OPPOSITION Leader Don Polye says he was shocked to hear reports that PNG journalists were snubbed in three separate incidents during Australian prime minister Malcolm Turnbull’s visit to PNG last week.
Speaking to journalists at the Triumph Heritage Empowerment Party national convention, Polye said it is even more shocking that this was allowed by prime minister Peter O’Neill.
“If prime minister Turnbull is encouraging that kind of attitude, prime minister Turnbull needs to tell the world that he is like that. “How can he not allow Papua New Guinea media?
“If he has no confidence in the Papua New Guinea media, then don’t come to Papua New Guinea,” Polye said.

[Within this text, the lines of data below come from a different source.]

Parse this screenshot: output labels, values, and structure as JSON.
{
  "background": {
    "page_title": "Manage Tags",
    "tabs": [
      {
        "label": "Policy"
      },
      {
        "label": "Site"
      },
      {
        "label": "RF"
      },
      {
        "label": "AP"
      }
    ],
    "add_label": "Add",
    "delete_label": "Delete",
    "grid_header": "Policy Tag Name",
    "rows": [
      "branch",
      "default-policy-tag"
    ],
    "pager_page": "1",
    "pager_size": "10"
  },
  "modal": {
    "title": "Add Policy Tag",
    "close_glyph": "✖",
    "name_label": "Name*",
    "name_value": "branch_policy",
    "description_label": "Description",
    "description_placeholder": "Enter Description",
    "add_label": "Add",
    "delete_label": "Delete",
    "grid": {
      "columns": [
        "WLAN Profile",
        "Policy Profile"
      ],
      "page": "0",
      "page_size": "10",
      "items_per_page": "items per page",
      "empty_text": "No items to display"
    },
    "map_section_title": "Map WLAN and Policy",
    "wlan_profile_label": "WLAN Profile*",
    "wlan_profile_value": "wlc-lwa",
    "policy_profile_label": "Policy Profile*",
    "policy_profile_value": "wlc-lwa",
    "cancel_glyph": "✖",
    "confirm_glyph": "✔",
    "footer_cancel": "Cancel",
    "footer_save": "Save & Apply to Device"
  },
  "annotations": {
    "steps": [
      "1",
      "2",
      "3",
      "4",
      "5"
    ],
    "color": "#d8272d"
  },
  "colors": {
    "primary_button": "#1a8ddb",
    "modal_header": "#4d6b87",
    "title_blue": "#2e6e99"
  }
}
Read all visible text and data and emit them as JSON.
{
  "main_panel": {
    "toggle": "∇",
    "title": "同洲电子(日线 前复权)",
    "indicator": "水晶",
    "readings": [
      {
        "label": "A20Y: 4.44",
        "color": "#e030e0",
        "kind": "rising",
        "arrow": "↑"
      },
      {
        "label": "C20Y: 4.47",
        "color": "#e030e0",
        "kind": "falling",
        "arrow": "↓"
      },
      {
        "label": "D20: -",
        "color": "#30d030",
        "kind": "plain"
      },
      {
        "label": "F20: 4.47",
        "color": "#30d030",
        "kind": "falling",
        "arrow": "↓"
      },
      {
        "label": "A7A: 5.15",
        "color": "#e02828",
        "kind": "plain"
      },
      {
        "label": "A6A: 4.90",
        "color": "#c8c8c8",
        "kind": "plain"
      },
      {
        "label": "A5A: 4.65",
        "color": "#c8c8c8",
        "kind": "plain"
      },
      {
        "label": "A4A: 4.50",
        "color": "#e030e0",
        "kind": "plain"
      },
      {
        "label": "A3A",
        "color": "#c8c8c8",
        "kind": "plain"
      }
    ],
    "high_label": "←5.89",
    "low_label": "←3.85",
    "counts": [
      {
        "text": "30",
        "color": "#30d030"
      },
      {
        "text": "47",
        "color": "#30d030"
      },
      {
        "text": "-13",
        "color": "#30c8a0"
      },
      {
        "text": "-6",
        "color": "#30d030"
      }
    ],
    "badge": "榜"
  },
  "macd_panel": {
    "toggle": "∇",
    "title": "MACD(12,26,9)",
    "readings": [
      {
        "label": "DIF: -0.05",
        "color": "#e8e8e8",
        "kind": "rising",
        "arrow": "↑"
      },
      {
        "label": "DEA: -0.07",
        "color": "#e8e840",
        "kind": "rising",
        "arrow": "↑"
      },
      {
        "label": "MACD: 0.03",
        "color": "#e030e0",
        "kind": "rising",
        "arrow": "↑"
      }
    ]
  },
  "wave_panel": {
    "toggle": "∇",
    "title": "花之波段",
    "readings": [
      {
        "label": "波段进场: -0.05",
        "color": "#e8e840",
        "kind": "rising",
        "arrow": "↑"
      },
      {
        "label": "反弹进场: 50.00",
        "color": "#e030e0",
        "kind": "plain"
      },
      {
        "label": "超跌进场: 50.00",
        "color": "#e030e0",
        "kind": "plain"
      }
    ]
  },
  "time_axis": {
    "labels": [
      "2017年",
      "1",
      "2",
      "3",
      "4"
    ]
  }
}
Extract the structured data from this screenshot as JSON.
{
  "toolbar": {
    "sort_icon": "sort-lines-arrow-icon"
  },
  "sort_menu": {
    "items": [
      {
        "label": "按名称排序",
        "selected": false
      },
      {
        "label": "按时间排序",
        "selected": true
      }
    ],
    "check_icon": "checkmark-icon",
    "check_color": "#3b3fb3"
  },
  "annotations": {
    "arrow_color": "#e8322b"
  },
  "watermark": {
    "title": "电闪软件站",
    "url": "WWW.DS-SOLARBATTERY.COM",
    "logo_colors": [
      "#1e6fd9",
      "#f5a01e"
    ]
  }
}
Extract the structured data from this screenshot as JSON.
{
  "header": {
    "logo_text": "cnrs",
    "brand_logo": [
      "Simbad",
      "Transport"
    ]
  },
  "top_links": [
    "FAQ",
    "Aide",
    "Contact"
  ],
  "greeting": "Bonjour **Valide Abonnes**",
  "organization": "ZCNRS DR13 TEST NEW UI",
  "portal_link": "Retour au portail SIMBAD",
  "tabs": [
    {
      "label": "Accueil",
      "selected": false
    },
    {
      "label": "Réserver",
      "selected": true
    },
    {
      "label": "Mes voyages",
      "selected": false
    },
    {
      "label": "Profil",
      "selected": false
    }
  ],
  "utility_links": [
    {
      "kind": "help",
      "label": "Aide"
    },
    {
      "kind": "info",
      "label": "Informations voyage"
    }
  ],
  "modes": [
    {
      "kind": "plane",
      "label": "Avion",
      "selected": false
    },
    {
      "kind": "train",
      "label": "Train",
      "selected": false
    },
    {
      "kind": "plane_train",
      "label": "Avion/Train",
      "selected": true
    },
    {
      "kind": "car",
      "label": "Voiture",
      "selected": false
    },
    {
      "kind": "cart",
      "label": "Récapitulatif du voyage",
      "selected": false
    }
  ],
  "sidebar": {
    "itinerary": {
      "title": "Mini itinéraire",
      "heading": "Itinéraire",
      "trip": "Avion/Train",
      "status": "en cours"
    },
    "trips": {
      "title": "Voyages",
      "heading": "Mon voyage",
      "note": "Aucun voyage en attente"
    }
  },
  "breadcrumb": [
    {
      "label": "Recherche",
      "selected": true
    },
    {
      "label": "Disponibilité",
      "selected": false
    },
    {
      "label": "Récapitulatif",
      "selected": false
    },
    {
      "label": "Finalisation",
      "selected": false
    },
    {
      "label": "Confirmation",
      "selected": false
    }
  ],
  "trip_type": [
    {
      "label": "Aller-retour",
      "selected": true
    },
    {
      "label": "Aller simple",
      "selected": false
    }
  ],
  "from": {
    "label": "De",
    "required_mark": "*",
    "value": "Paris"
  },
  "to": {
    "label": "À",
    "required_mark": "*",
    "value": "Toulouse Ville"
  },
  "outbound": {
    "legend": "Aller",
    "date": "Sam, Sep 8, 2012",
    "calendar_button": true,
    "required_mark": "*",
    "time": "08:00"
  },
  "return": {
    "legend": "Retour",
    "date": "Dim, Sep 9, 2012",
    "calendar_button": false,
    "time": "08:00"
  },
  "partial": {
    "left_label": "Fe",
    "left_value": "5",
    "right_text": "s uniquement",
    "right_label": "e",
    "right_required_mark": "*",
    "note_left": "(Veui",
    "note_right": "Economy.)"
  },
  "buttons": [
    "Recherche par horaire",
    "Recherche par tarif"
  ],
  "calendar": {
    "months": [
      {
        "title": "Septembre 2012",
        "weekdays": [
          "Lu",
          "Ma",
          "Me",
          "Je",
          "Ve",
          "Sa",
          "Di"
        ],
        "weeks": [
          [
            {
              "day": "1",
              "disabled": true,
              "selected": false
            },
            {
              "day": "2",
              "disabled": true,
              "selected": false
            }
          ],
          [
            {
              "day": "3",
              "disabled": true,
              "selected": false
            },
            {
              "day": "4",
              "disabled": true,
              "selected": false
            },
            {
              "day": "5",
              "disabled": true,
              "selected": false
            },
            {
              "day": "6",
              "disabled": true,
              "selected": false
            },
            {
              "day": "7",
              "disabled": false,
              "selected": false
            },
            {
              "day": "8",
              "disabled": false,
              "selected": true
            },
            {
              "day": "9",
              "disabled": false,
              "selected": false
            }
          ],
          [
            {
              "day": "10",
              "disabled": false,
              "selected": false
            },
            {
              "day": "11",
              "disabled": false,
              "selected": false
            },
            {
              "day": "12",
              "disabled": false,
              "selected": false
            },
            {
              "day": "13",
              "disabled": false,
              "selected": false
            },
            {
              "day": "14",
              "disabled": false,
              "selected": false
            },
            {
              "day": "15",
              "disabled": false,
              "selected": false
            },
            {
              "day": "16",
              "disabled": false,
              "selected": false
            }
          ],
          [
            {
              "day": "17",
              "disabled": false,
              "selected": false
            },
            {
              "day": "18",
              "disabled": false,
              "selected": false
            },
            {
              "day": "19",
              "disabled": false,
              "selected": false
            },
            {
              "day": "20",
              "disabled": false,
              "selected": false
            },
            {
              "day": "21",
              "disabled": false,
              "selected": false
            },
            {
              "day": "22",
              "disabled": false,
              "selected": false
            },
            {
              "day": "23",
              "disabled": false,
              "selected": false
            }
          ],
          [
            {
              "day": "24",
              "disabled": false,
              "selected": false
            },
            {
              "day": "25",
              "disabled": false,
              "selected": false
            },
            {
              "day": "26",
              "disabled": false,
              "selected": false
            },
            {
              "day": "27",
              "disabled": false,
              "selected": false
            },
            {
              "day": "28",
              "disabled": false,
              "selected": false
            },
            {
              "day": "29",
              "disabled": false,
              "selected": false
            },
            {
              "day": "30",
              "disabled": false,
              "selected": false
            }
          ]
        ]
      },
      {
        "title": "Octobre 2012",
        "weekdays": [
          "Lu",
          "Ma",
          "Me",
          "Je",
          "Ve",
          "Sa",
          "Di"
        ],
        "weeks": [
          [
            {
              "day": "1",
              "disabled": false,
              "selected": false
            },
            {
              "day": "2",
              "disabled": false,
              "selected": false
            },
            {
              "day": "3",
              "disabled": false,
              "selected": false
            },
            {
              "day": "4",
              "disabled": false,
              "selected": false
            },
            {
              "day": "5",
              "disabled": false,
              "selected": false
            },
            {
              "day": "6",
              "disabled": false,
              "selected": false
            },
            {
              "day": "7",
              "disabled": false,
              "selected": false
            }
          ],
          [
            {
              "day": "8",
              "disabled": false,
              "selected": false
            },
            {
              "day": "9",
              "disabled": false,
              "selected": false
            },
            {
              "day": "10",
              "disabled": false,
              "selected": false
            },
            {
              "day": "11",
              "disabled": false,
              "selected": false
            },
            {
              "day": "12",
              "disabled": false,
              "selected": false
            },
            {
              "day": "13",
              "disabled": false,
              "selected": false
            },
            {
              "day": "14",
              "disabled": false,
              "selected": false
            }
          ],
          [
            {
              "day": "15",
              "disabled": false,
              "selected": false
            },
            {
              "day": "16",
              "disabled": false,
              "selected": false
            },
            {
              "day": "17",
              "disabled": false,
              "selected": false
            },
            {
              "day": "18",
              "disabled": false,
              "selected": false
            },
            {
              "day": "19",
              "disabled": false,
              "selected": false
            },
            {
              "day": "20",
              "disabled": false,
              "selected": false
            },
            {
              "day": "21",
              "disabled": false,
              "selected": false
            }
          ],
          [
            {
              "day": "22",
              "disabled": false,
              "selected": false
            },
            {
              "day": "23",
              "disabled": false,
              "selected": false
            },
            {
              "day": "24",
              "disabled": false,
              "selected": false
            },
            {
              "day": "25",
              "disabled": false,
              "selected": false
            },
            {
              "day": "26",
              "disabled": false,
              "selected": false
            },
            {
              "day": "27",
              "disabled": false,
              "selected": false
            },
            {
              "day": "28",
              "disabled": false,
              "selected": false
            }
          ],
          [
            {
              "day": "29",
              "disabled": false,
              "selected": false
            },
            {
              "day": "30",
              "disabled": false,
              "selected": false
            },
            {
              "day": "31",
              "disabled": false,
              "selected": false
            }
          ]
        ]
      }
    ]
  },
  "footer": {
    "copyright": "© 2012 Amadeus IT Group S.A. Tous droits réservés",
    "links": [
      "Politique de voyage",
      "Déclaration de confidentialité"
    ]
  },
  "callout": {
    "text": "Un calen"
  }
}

He reminded Turnbull that PNG was no longer a colony of Australia and was an independent state and as such must be treated with respect.
“It’s a slap to the face of Papua New Guinea as an independent people and independent nation to have a prime minister of Australia not allow Papua New Guinea’s own journalists to report his visit to Papua New Guinea.
“That is a big embarrassment and, whatever reason he has, prime minister Turnbull needs to tell the world that he is supporting suppression, that he is supporting subjugation, that he is supporting undemocratic ways of not allowing freedom of speech and freedom of movement by the people of Papua New guinea,”
Polye further said O’Neill should bow his head in shame for allowing such a thing to happen in the country.
The first incident happened at Bomana War Cemetery where PNG journalists were asked to leave several times, the reason being that only “Australian issues” would be discussed.
The second incident took place at the Airways Hotel, where local journalists were informed not to ask questions during a joint press conference.
In the other incident, journalists from the Post–Courier newspaper attending a business breakfast, which their organisation paid for, were not served a meal.
Local journalists expressed anger on social media while a PNG-based overseas journalist expressed disappointment and embarrassment.
The regional organisation, Pacific Freedom Forum, called for a review of media relations after the “shocking bans” of the first two incidents.
"Standing on sacred ground is no place to deny freedoms that many died defending", says PFF Chair Monica Miller of the Bomana War Cemetery farce.
And of the second she said "Australia has long faced criticism from the region for arrogant, neo-colonial attitude."
"Issuing bans is no way to disprove those criticisms."